What is mRNA: The Basics of Messenger RNA Explained

Messenger RNA (mRNA) plays a pivotal role in translating genetic information from DNA to proteins, essential for all living organisms.

Understanding mRNA

Messenger RNA (mRNA) is a pivotal molecule in the translation of genetic code from DNA to proteins that perform essential functions in living organisms.

This section delves into the intricacies of mRNA, its central role in protein synthesis, and distinguishes it from DNA, its counterpart in the nucleus.

The Role of mRNA in Protein Synthesis

MRNA is a form of ribonucleic acid (RNA), which is a nucleic acid essential for all known forms of life.

Its primary function is to convey genetic information from DNA to the ribosomes, the cellular structures where protein synthesis occurs.

François Jacob and Jacques Monod first articulated the concept that mRNA is the intermediary that carries the code from DNA to the sites of protein synthesis.

In a process called transcription, RNA polymerase enzymes assemble mRNA molecules using a DNA strand as a template, transcribing only the gene or genes necessary.

The resulting single-stranded mRNA molecule, composed of nucleotides, exits the cell nucleus and enters the cytoplasm, attaching to a ribosome to serve its function in protein synthesis.

mRNA vs DNA: Key Differences

While both mRNA and DNA are nucleic acids crucial for genetic functions, their structures and roles significantly differ.

DNA, or deoxyribonucleic acid, consists of two strands forming a double helix and is located in the cell nucleus.

Its nucleotides contain the sugar deoxyribose.

Conversely, mRNA is a single-stranded molecule with a ribose sugar in its nucleotides, which allows it to exit the nucleus after transcription.

Furthermore, mRNA is transient, being synthesized and degraded as needed, whereas DNA is more stable, serving as a long-term repository of genetic information.

The Journey From Gene to Protein

The path from gene to protein is a meticulous process initiated when a cell needs a specific protein.

Katalin Karikó and Drew Weissman advanced the understanding of mRNA’s therapeutic potential despite the molecule’s fragility and inherent instability.

Transcription is the first step, where a segment of DNA within the cell nucleus unwinds, and mRNA is synthesized by matching the DNA nucleotides with complementary RNA nucleotides.

After processing and exiting the nucleus, mRNA travels to the cytoplasm where ribosomes read its code in a process called translation, linking amino acids to form the required protein based on the sequence encoded in the mRNA.

This flow from DNA to mRNA to protein is fundamental to the expression of every gene within an organism.

The Impact of mRNA Technology

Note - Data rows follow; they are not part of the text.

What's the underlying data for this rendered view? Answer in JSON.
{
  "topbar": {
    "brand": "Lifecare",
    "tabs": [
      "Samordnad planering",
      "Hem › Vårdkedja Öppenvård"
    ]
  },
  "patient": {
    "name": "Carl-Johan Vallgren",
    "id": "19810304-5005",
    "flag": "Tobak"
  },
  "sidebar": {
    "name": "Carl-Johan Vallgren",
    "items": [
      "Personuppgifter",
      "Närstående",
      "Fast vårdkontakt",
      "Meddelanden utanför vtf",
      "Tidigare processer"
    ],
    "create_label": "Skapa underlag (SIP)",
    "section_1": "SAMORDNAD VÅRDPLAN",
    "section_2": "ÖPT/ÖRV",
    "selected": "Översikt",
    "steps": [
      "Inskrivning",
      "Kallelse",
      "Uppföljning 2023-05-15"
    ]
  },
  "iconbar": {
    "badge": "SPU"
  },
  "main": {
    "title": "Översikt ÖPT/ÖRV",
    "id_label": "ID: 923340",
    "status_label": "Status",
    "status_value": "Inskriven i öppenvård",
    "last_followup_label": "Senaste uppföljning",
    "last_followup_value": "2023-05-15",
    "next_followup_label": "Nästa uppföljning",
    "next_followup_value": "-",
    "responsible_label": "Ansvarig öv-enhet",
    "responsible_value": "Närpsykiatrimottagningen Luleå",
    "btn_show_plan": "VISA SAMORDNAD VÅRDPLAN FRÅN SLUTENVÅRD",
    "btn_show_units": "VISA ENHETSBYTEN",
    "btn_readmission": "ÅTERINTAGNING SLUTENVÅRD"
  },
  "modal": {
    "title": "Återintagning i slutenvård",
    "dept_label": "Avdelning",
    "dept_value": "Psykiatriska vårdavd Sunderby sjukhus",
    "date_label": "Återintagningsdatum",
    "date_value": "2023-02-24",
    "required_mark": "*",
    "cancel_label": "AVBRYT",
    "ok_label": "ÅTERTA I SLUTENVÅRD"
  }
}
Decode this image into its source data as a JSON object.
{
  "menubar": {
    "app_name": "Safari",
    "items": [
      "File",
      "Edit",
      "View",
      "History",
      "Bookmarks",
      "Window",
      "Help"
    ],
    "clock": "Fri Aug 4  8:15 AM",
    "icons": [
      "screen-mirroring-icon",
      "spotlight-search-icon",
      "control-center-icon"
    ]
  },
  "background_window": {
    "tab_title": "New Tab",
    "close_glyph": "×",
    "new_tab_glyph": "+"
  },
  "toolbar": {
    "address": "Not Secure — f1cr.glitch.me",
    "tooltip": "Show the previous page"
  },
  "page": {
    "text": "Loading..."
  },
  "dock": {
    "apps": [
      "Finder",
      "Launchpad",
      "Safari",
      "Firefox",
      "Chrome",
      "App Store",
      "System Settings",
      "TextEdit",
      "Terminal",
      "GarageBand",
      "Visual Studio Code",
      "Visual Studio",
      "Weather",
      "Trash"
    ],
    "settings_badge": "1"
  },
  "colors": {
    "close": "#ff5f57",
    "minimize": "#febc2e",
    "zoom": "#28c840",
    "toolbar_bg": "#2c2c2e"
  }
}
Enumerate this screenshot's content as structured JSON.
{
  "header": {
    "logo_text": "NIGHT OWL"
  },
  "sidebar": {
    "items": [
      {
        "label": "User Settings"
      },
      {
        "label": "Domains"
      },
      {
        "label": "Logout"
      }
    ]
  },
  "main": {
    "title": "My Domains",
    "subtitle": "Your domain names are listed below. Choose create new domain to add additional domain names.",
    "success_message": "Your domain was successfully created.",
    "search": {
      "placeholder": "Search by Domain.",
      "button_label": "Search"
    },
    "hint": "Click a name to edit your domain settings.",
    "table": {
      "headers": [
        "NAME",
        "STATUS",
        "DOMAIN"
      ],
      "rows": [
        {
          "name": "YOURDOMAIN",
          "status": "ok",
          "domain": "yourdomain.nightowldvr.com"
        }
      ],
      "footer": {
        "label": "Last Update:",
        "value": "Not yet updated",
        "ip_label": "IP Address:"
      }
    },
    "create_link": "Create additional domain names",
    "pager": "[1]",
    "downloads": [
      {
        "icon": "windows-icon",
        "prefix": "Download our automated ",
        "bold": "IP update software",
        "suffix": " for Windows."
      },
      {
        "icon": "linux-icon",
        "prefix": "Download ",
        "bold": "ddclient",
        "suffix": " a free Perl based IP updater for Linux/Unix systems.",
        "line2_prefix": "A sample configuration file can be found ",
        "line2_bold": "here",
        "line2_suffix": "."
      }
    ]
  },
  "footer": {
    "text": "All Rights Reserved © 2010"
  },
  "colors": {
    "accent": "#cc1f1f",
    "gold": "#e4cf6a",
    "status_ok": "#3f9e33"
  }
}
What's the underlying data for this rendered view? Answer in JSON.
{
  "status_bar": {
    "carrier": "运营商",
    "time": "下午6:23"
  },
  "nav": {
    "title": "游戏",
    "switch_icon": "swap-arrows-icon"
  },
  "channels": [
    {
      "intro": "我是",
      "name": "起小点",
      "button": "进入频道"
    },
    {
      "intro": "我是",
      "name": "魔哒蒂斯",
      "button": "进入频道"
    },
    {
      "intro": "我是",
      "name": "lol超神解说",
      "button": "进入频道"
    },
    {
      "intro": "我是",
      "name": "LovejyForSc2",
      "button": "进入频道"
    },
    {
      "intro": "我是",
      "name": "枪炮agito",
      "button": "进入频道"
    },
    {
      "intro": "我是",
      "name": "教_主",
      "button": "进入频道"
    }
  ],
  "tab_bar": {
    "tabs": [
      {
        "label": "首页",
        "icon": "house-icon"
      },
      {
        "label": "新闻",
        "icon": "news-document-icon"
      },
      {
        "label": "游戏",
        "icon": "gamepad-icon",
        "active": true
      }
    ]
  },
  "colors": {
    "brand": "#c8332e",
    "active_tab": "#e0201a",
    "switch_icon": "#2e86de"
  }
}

Scientists in a lab, mRNA strands entering a cell, and protein synthesis occurring

mRNA technology has revolutionized the way we approach vaccines and therapeutics, representing a leap forward in our ability to combat diseases.

mRNA Vaccines: A New Era in Immunization

mRNA vaccines, such as those developed by Pfizer-BioNTech and Moderna for COVID-19, have been pivotal in addressing the coronavirus pandemic.

Utilizing the genetic code for the spike protein of SARS-CoV-2, these vaccines instruct cells to produce the protein, thereby eliciting an immune response without exposing the recipient to the virus.

By producing antibodies, the immune system is primed to fight the actual virus should exposure occur.

This method of vaccination marks a significant shift from traditional approaches, offering a quicker development process in responding to infectious diseases.

Advancing Medicine Beyond COVID-19

The implications of mRNA technology extend beyond COVID-19 vaccines.

This platform is under investigation for creating vaccines for a variety of other diseases, such as influenza, rabies, and even HIV.

The technology is not limited to vaccines; it is also being explored for potential treatments in other medical conditions, such as cancer.

Researchers are examining how mRNA can be tailored to produce proteins that might combat or prevent disease, signifying a broad potential impact on future medical interventions.

Safety, Efficacy, and Approval Process

The safety and efficacy of mRNA vaccines have been supported by rigorous clinical trials, leading to Emergency Use Authorization and later full FDA approval.

Lipid nanoparticles are used to protect the delicate mRNA strand as it enters the cell, showcasing an innovative solution to previous limitations in vaccine delivery.

The speed at which mRNA vaccines were developed and approved does not undercut their safety profile; these vaccines underwent an expedited yet thorough review procedure, ensuring that they meet standards for protecting public health before wide distribution.

mRNA technology not only provided a rapid response to the current pandemic but also set the stage for swift action against future health threats, underscoring an era of accelerated scientific progress and a proactive stance against illnesses.